A short review on the William Hill Sports Book of the Year for 2011

Not many writers are faced with the challenge of writing the biography of a close friend who decided to take his own life. Before Robert Enke stepped in front of a train on the 10th of November in 2009 he had left Ronald Reng with the task of putting into words a life, by his definition, that was simply too short. Reng challenges the biggest stigma in modern times by bringing together episodes that Enke faced in different walks of his life and how it led German footballs future number one goalkeeper down alleys where he was cornered by various bouts of depression. 

Depression and professional athlete have always been socially accepted as separate entities but Reng marries the two in a reading experience that truly paves the way for the tracks of acceptance for a condition that for too long has been derailed in the minds and hearts of society. 
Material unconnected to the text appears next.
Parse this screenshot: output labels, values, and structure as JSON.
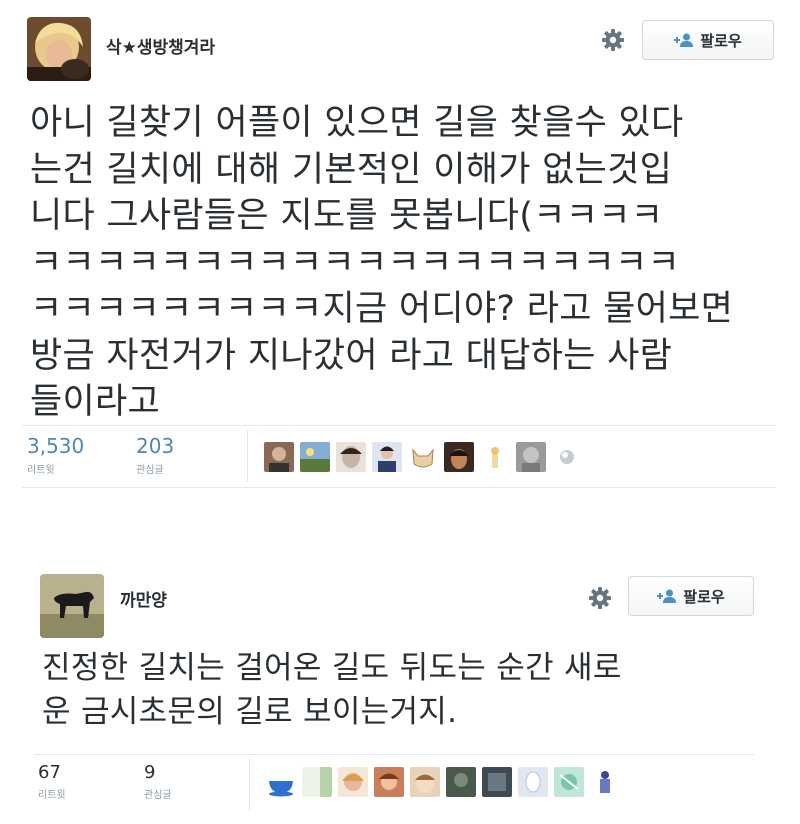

Reng doesn’t drive his words so much as he allows the reader to feel like a passenger, riding the experience with him. By exploring avenues such as the joys of marriage, the challenges of fatherhood and the tragedy of losing a loved one along with the highs and lows of being an excited tourist travelling the world’s great cities to a lonely man missing the comforts that are so close to home, Reng takes us on a journey so heartfelt where closing the book is met with a feeling of intense sorrow that only a moments peace can sooth. 

‘The tragedy of Robert Enke’ is an admirable account of a man who lost a friend he grew very close to. Robert Reng’s words breathe new life into the thinking behind the cultural miscarriage of depression and its medical significance. 
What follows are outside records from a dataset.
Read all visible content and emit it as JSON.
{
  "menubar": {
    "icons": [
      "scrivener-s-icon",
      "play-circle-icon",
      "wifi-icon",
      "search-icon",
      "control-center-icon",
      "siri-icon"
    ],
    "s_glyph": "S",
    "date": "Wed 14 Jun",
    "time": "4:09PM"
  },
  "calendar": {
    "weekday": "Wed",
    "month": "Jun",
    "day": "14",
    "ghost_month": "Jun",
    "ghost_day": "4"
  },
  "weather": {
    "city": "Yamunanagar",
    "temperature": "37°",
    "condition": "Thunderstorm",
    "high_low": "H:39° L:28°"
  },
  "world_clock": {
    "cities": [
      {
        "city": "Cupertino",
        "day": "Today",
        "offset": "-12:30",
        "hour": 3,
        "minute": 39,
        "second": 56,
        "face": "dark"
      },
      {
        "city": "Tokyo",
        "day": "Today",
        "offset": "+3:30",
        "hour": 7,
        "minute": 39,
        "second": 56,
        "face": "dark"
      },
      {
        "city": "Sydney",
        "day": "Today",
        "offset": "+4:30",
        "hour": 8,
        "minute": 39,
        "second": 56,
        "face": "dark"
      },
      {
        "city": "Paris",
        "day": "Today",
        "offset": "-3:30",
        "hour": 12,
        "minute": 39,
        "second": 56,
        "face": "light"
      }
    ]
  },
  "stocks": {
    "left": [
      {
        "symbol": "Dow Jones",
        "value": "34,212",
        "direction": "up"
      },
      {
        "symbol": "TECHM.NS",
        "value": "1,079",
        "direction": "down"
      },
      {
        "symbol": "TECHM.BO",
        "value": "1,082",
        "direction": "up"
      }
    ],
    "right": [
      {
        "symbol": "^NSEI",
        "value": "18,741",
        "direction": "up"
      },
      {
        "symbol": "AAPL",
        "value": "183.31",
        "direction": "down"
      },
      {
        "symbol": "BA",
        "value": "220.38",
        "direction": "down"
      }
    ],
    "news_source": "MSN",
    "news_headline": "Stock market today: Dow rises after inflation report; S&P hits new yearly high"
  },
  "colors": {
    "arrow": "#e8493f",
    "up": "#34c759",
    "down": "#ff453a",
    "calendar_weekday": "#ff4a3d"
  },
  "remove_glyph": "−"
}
I recommend everyone read this book. It leaves you with an abundant feeling of compassion, empathy and sympathy towards a man whose life was too short.